The Political Science Department hosted Congress to Campus, an event where two former members of Congress spoke about their experiences, on March 14. The event took place in the Humanities and Social Sciences building where the representatives spoke on Zoom while students met in person.
Arkansas State University is the first college in the state to host an event like this. Shane Broadway, the Vice President for University Relations, contacted the university with interests in hosting a bipartisan event to teach students about negotiation and the legislative process and design. The event was made virtual due to COVID-19 concerns during the time of planning in January.
The two speakers were former House Representatives Robert Goodlatte and Stephanie Herseth Sandlin. Goodlatte was a Republican member from Virginia, serving 13 terms and chaired the Agricultural Committee and the Judiciary Committee. Sandlin was a Democratic member in South Dakota’s single house district for three terms and served on the Agricultural Committee and was the senior whip for the Democratic Party.
“It’s always so important for the students to absorb and listen to all opinions,” Butcher said. “We got to spend an hour with these people asking questions. (It) shows students more of a human relational aspect.”
Before the event began, students wrote their questions and submitted them to Dr. Jordan Butcher, an associate professor of political science. The students asked questions about one’s own political views in regards to lawmaking, difficulties with the Senate and bipartisanship.
The students and speakers focused on bipartisanship and listening to constituents. They said a representative should put their own feelings aside and vote according to their constituents’ desires. Sandlin, who supports climate change policy and healthcare reform, voted against bills containing these issues because she felt they didn’t benefit her constituency. However, they stated one should not completely ignore their own conscience as well.
“I would vote my conscience but I also had to answer for those issues during my campaign when I first ran, and during re-election,” Sandlin said. “I found that when you were honest with your voters about why you voted a certain way, you were more likely to earn their respect.”
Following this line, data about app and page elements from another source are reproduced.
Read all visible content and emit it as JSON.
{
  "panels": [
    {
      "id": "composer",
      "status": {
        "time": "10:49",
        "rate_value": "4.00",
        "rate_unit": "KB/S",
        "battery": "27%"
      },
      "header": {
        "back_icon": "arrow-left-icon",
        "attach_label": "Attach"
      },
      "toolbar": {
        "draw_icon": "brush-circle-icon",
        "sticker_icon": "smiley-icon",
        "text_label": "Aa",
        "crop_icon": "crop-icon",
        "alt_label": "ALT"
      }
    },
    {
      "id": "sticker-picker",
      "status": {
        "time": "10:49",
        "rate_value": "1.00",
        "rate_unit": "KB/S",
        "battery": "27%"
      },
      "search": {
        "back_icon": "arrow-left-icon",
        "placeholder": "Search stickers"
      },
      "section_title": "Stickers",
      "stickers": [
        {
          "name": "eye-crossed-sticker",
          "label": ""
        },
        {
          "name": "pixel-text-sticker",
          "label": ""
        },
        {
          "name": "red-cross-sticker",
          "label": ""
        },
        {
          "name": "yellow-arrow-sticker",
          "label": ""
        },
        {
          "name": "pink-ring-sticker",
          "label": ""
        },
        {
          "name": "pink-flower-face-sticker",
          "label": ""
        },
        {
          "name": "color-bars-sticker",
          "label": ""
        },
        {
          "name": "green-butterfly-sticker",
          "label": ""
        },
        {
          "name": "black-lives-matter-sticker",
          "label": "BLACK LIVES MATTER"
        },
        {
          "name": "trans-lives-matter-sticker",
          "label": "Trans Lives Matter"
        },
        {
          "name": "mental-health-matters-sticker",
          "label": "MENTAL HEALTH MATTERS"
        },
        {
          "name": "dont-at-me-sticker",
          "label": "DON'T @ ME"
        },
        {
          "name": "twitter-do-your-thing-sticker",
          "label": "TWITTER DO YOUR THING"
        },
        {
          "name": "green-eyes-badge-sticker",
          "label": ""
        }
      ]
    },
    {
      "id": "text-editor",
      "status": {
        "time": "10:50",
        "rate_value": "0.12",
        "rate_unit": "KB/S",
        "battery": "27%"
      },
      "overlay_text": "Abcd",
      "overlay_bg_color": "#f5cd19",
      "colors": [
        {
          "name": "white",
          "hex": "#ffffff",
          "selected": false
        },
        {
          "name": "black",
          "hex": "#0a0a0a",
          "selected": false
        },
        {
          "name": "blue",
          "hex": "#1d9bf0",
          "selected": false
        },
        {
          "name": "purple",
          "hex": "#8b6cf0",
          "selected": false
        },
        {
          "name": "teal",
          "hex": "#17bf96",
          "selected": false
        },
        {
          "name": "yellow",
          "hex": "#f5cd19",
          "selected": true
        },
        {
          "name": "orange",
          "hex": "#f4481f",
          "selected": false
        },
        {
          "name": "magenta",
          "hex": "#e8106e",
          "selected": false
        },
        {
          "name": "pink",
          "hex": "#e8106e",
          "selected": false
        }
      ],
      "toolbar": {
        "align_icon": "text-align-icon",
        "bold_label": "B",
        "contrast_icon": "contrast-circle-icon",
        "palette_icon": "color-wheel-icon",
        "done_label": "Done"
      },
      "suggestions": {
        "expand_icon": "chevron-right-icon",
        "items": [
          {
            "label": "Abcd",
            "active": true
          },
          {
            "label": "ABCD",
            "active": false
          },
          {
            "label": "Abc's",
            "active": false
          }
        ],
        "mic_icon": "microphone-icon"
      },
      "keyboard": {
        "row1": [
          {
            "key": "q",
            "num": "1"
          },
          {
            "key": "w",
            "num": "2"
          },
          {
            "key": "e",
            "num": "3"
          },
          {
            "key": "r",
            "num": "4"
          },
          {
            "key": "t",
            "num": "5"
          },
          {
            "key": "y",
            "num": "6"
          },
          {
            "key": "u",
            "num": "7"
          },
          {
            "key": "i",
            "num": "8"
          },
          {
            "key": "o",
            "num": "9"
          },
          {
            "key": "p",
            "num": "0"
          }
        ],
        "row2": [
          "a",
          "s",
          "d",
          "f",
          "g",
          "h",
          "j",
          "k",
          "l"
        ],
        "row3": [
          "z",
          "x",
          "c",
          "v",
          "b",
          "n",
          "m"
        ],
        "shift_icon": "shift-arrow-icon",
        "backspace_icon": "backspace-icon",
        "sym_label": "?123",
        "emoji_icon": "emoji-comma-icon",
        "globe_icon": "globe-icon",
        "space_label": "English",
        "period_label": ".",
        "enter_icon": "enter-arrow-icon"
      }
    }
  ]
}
The speakers also placed an emphasis on bipartisan relationships. Sandlin and Goodlatte worked together on committees and remain friends to this day. Both stressed the importance of making allies across the political aisle, as it aids in bills being passed.
“(It is important to build) deep relationships and friendships, primarily with people on your committee, regardless of partisan affiliation, because so much of the work of Congress is done in the subcommittee and committee structure,” Sandlin said.
Goodlatte, who served on the House Judiciary Committee, said that his committee covered controversial topics such as gun control, abortion, immigration and constitutional amendments. He said working with people with differing opinions was critical to success and passing substantive bills required finding common ground.
“If you couldn’t do that, you were not going to get the floor time to pass the bill through the House. You certainly wouldn’t get it through the Senate, where the rules generally require having a supermajority to pass the legislation,” Goodlatte said.
Goodlatte and Sandlin also spoke about the differences between the legislative rules of the House and the Senate. In order for bills to pass in the Senate, they must receive a supermajority of the vote, which is 60 of the 100 senators. In addition, senators have unlimited speaking time through the filibuster, which can also only be ended through a supermajority. They said it makes getting bills through the Senate more challenging.
The Political Science Department plans to host more Congress to Campus events in the fall. They are planning on hosting a two day event where former representatives would talk to classes in a question-and-answer format. The event would also have a forum that would be open to the public. The dates for this event are currently unknown.
Leave a Reply